Antietam-The Day After the Battle-by Alexander Gardner
Long considered the only known Civil War view of a battle in action, Gardner’s photograph actually shows reserve artillery east of Antietam the day after the battle. What was thought to be the smoke of guns covering the fields in the center and right distance is fog or early morning mist. 
Although more than twenty-six thousand soldiers were killed or wounded in fierce fighting, Robert E. Lee’s first invasion of the North was soundly repelled by McClellan and the Confederate general was forced back into Virginia.
Albumen silver print from glass negative-Gilman Collection, Purchase, The Horace W. Goldsmith Foundation Gift, through Joyce and Robert Menschel, 2005 Heilbrunn Timeline of Art History 

Antietam-The Day After the Battle-by Alexander Gardner

Long considered the only known Civil War view of a battle in action, Gardner’s photograph actually shows reserve artillery east of Antietam the day after the battle. What was thought to be the smoke of guns covering the fields in the center and right distance is fog or early morning mist. 

Although more than twenty-six thousand soldiers were killed or wounded in fierce fighting, Robert E. Lee’s first invasion of the North was soundly repelled by McClellan and the Confederate general was forced back into Virginia.
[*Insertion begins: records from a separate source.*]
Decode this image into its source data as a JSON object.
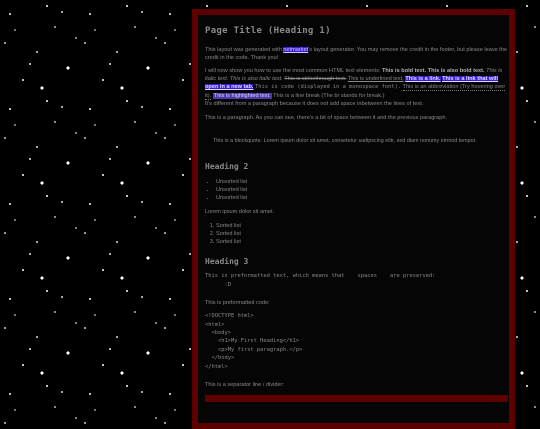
{
  "title": "Page Title (Heading 1)",
  "intro": {
    "part1": "This layout was generated with ",
    "credit_link": "netmarket",
    "part2": "'s layout generator. You may remove the credit in the footer, but please leave the credit in the code. Thank you!"
  },
  "elements": {
    "lead": "I will now show you how to use the most common HTML text elements: ",
    "bold1": "This is bold text.",
    "bold2": "This is also bold text.",
    "italic1": "This is italic text.",
    "italic2": "This is also italic text.",
    "strike": "This is strikethrough text.",
    "underline": "This is underlined text.",
    "link1": "This is a link.",
    "link2": "This is a link that will open in a new tab.",
    "code": "This is code (displayed in a monospace font).",
    "abbr": "This is an abbreviation (Try hovering over it).",
    "highlight": "This is highlighted text.",
    "line_break1": "This is a line break (The br stands for break.)",
    "line_break2": "It's different from a paragraph because it does not add space inbetween the lines of text."
  },
  "paragraph": "This is a paragraph. As you can see, there's a bit of space between it and the previous paragraph.",
  "blockquote": "This is a blockquote. Lorem ipsum dolor sit amet, consetetur sadipscing elitr, sed diam nonumy eirmod tempor.",
  "h2": "Heading 2",
  "unsorted": [
    "Unsorted list",
    "Unsorted list",
    "Unsorted list"
  ],
  "lorem": "Lorem ipsum dolor sit amet.",
  "sorted": [
    "Sorted list",
    "Sorted list",
    "Sorted list"
  ],
  "h3": "Heading 3",
  "preformatted": "This is preformatted text, which means that    spaces    are preserved:\n      :D",
  "preformatted_code_label": "This is preformatted code:",
  "code_block": "<!DOCTYPE html>\n<html>\n  <body>\n    <h1>My First Heading</h1>\n    <p>My first paragraph.</p>\n  </body>\n</html>",
  "separator_label": "This is a separator line / divider:",
  "colors": {
    "frame": "#5c0000",
    "link_bg": "#3a1bd6",
    "text": "#8a8a8a"
  }
}
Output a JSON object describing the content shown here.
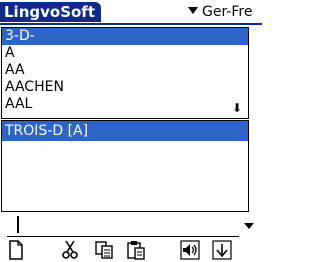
{
  "app": {
    "title": "LingvoSoft"
  },
  "language": {
    "selected": "Ger-Fre"
  },
  "wordlist": {
    "items": [
      "3-D-",
      "A",
      "AA",
      "AACHEN",
      "AAL"
    ],
    "selected_index": 0
  },
  "translation": {
    "text": "TROIS-D [A]"
  },
  "input": {
    "value": ""
  },
  "toolbar": {
    "icons": [
      "new-document-icon",
      "cut-icon",
      "copy-icon",
      "paste-icon",
      "speaker-icon",
      "scroll-down-icon"
    ]
  },
  "colors": {
    "title_bg": "#0a2b8a",
    "selection": "#2e63c9"
  }
}
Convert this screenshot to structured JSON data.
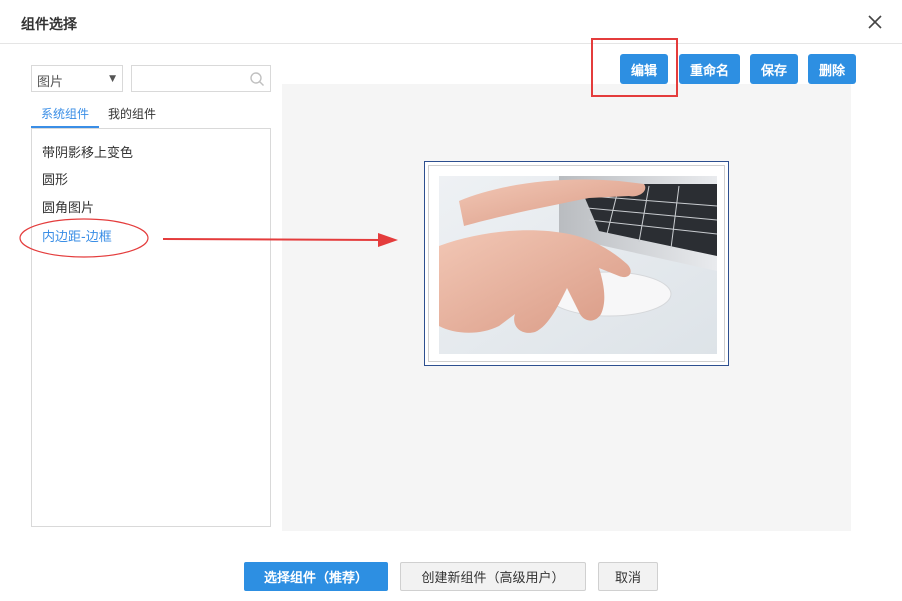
{
  "dialog": {
    "title": "组件选择"
  },
  "filter": {
    "type_value": "图片",
    "search_value": "",
    "search_placeholder": ""
  },
  "tabs": [
    {
      "label": "系统组件",
      "active": true
    },
    {
      "label": "我的组件",
      "active": false
    }
  ],
  "components": [
    {
      "label": "带阴影移上变色"
    },
    {
      "label": "圆形"
    },
    {
      "label": "圆角图片"
    },
    {
      "label": "内边距-边框",
      "selected": true
    }
  ],
  "toolbar": {
    "edit_label": "编辑",
    "rename_label": "重命名",
    "save_label": "保存",
    "delete_label": "删除"
  },
  "footer": {
    "select_label": "选择组件（推荐）",
    "create_label": "创建新组件（高级用户）",
    "cancel_label": "取消"
  },
  "colors": {
    "accent": "#2d8fe2",
    "link": "#3a8ee6",
    "annotation": "#e43c3c"
  },
  "icons": {
    "close": "close-icon",
    "search": "search-icon",
    "dropdown": "caret-down-icon"
  }
}
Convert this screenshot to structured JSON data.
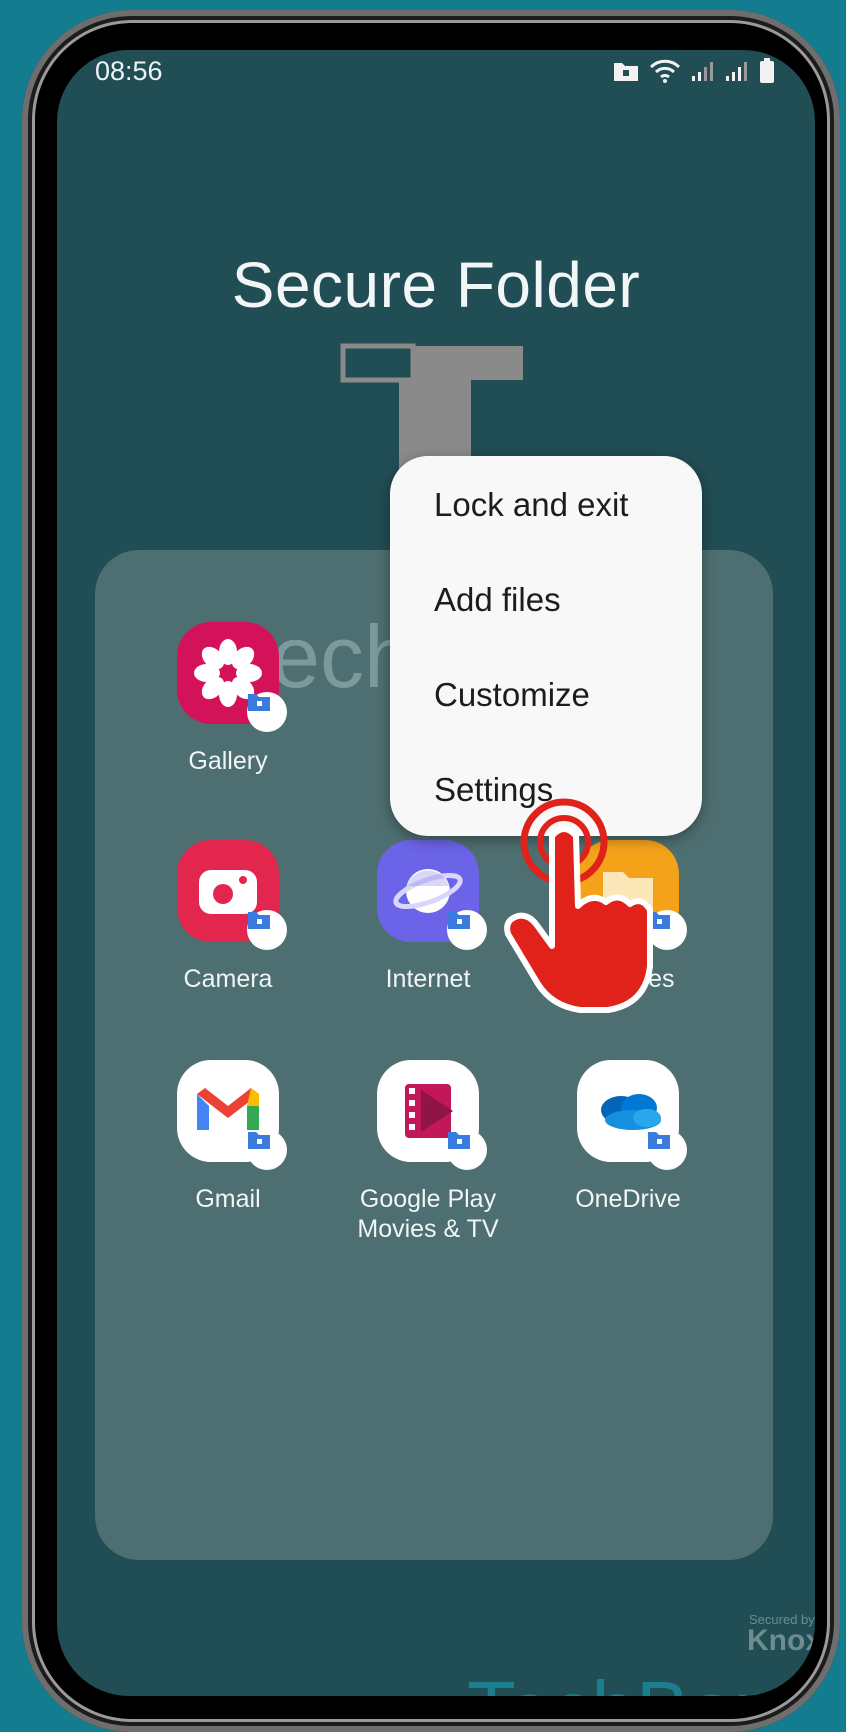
{
  "status_bar": {
    "time": "08:56"
  },
  "title": "Secure Folder",
  "apps": [
    {
      "label": "Gallery",
      "icon": "gallery-icon"
    },
    {
      "label": "Camera",
      "icon": "camera-icon"
    },
    {
      "label": "Internet",
      "icon": "internet-icon"
    },
    {
      "label": "My Files",
      "icon": "my-files-icon"
    },
    {
      "label": "Gmail",
      "icon": "gmail-icon"
    },
    {
      "label": "Google Play\nMovies & TV",
      "icon": "play-movies-icon"
    },
    {
      "label": "OneDrive",
      "icon": "onedrive-icon"
    }
  ],
  "menu": {
    "items": [
      "Lock and exit",
      "Add files",
      "Customize",
      "Settings"
    ]
  },
  "watermark": {
    "partial_text": "ech",
    "brand": "TechBone"
  },
  "knox": {
    "secured_by": "Secured by",
    "name": "Knox"
  },
  "colors": {
    "background": "#137C8E",
    "screen": "#214D54",
    "panel": "#4E6F71",
    "menu": "#F8F8F8"
  }
}
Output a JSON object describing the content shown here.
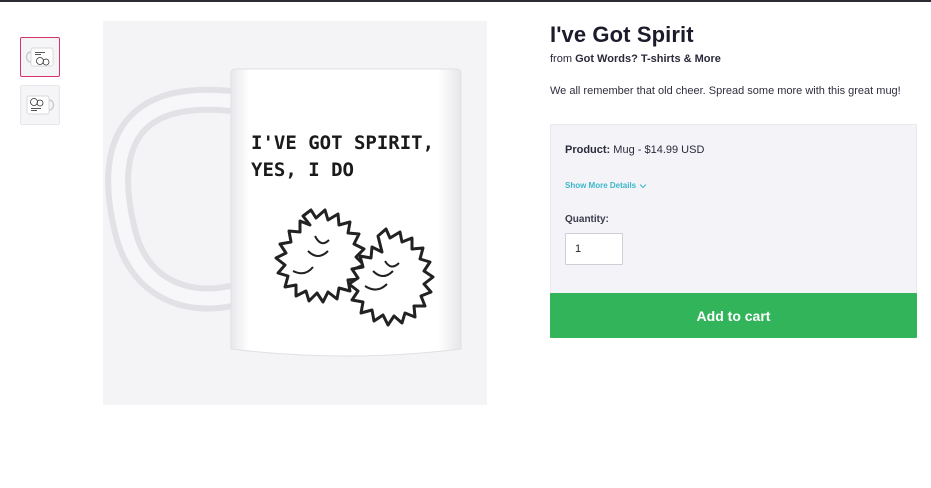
{
  "product": {
    "title": "I've Got Spirit",
    "from_prefix": "from ",
    "store_name": "Got Words? T-shirts & More",
    "description": "We all remember that old cheer. Spread some more with this great mug!",
    "image_text_line1": "I'VE GOT SPIRIT,",
    "image_text_line2": "YES, I DO"
  },
  "options": {
    "product_label": "Product:",
    "product_value": " Mug - $14.99 USD",
    "show_more": "Show More Details",
    "quantity_label": "Quantity:",
    "quantity_value": "1"
  },
  "actions": {
    "add_to_cart": "Add to cart"
  },
  "colors": {
    "accent_green": "#32b45a",
    "link_teal": "#3bb8c9",
    "selected_thumb": "#d6336c"
  }
}
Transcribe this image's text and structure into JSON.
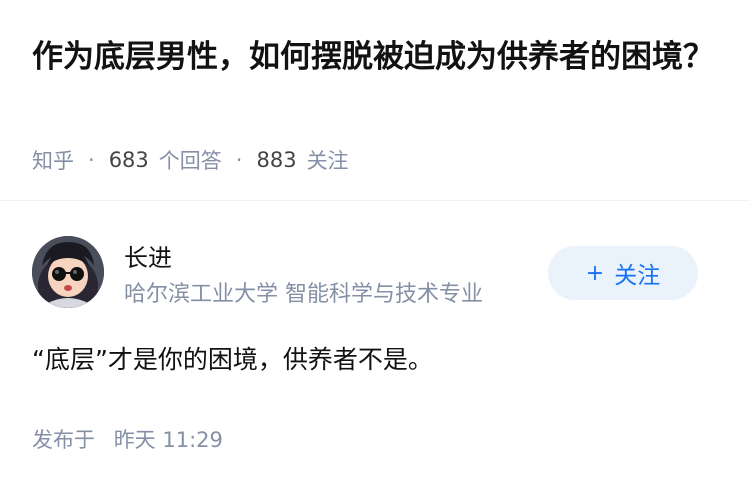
{
  "question": {
    "title": "作为底层男性，如何摆脱被迫成为供养者的困境？",
    "source": "知乎",
    "answers_count": "683",
    "answers_label": "个回答",
    "followers_count": "883",
    "followers_label": "关注"
  },
  "author": {
    "name": "长进",
    "bio": "哈尔滨工业大学 智能科学与技术专业",
    "avatar_icon": "avatar-icon"
  },
  "follow_button": {
    "plus": "+",
    "label": "关注"
  },
  "answer": {
    "text": "“底层”才是你的困境，供养者不是。"
  },
  "publish": {
    "label": "发布于",
    "time": "昨天 11:29"
  },
  "colors": {
    "accent": "#1772f6",
    "accent_bg": "#eaf2fb",
    "meta_text": "#8590a6"
  }
}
Albumen silver print from glass negative-Gilman Collection, Purchase, The Horace W. Goldsmith Foundation Gift, through Joyce and Robert Menschel, 2005 Heilbrunn Timeline of Art History